◆ **The problem**
Write out every record in full, exactly as written, please.
· · · · ·
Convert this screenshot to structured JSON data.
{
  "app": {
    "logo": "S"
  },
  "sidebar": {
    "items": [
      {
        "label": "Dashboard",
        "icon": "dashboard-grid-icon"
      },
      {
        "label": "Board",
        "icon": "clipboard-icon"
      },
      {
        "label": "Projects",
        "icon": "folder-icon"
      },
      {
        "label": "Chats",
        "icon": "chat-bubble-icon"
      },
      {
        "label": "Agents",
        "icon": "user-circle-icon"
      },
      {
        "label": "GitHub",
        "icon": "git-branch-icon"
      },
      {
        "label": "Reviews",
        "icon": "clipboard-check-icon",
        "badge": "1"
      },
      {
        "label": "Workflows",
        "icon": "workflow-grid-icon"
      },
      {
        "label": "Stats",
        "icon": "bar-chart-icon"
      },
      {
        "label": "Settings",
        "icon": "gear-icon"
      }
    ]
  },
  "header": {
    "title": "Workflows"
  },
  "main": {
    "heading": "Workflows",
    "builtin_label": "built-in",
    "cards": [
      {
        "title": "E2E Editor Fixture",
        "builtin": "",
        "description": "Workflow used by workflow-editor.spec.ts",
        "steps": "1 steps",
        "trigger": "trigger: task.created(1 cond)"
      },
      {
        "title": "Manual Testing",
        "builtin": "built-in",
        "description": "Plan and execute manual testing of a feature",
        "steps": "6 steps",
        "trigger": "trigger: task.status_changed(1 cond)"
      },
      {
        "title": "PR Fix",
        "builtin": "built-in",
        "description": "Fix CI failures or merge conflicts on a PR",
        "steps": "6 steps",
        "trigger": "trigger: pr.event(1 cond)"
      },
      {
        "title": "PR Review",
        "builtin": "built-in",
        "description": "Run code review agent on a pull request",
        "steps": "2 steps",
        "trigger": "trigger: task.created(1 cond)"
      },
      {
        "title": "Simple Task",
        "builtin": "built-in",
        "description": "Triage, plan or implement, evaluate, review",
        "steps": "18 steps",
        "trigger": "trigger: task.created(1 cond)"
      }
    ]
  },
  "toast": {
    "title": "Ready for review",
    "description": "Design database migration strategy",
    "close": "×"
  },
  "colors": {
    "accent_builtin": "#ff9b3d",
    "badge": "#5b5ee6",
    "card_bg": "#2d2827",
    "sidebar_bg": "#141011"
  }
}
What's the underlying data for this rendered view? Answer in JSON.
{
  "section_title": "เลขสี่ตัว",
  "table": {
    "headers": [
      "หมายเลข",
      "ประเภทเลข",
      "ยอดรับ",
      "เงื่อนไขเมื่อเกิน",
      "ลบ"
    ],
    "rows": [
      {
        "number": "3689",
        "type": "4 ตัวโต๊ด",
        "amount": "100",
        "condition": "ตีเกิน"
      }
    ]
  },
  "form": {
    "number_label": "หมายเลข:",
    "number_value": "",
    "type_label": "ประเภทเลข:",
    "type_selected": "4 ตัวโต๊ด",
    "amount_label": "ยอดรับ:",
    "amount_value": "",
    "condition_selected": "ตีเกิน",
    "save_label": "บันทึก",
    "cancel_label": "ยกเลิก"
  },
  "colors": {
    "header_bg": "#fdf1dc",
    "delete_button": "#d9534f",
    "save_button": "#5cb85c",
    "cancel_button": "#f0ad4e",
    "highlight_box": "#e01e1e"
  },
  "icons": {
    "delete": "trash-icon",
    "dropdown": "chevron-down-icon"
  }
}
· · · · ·
◆ **Problem solution**
Convert this screenshot to structured JSON data.
{
  "app": {
    "logo": "S"
  },
  "sidebar": {
    "items": [
      {
        "label": "Dashboard",
        "icon": "dashboard-grid-icon"
      },
      {
        "label": "Board",
        "icon": "clipboard-icon"
      },
      {
        "label": "Projects",
        "icon": "folder-icon"
      },
      {
        "label": "Chats",
        "icon": "chat-bubble-icon"
      },
      {
        "label": "Agents",
        "icon": "user-circle-icon"
      },
      {
        "label": "GitHub",
        "icon": "git-branch-icon"
      },
      {
        "label": "Reviews",
        "icon": "clipboard-check-icon",
        "badge": "1"
      },
      {
        "label": "Workflows",
        "icon": "workflow-grid-icon"
      },
      {
        "label": "Stats",
        "icon": "bar-chart-icon"
      },
      {
        "label": "Settings",
        "icon": "gear-icon"
      }
    ]
  },
  "header": {
    "title": "Workflows"
  },
  "main": {
    "heading": "Workflows",
    "builtin_label": "built-in",
    "cards": [
      {
        "title": "E2E Editor Fixture",
        "builtin": "",
        "description": "Workflow used by workflow-editor.spec.ts",
        "steps": "1 steps",
        "trigger": "trigger: task.created(1 cond)"
      },
      {
        "title": "Manual Testing",
        "builtin": "built-in",
        "description": "Plan and execute manual testing of a feature",
        "steps": "6 steps",
        "trigger": "trigger: task.status_changed(1 cond)"
      },
      {
        "title": "PR Fix",
        "builtin": "built-in",
        "description": "Fix CI failures or merge conflicts on a PR",
        "steps": "6 steps",
        "trigger": "trigger: pr.event(1 cond)"
      },
      {
        "title": "PR Review",
        "builtin": "built-in",
        "description": "Run code review agent on a pull request",
        "steps": "2 steps",
        "trigger": "trigger: task.created(1 cond)"
      },
      {
        "title": "Simple Task",
        "builtin": "built-in",
        "description": "Triage, plan or implement, evaluate, review",
        "steps": "18 steps",
        "trigger": "trigger: task.created(1 cond)"
      }
    ]
  },
  "toast": {
    "title": "Ready for review",
    "description": "Design database migration strategy",
    "close": "×"
  },
  "colors": {
    "accent_builtin": "#ff9b3d",
    "badge": "#5b5ee6",
    "card_bg": "#2d2827",
    "sidebar_bg": "#141011"
  }
}
What's the underlying data for this rendered view? Answer in JSON.
{
  "section_title": "เลขสี่ตัว",
  "table": {
    "headers": [
      "หมายเลข",
      "ประเภทเลข",
      "ยอดรับ",
      "เงื่อนไขเมื่อเกิน",
      "ลบ"
    ],
    "rows": [
      {
        "number": "3689",
        "type": "4 ตัวโต๊ด",
        "amount": "100",
        "condition": "ตีเกิน"
      }
    ]
  },
  "form": {
    "number_label": "หมายเลข:",
    "number_value": "",
    "type_label": "ประเภทเลข:",
    "type_selected": "4 ตัวโต๊ด",
    "amount_label": "ยอดรับ:",
    "amount_value": "",
    "condition_selected": "ตีเกิน",
    "save_label": "บันทึก",
    "cancel_label": "ยกเลิก"
  },
  "colors": {
    "header_bg": "#fdf1dc",
    "delete_button": "#d9534f",
    "save_button": "#5cb85c",
    "cancel_button": "#f0ad4e",
    "highlight_box": "#e01e1e"
  },
  "icons": {
    "delete": "trash-icon",
    "dropdown": "chevron-down-icon"
  }
}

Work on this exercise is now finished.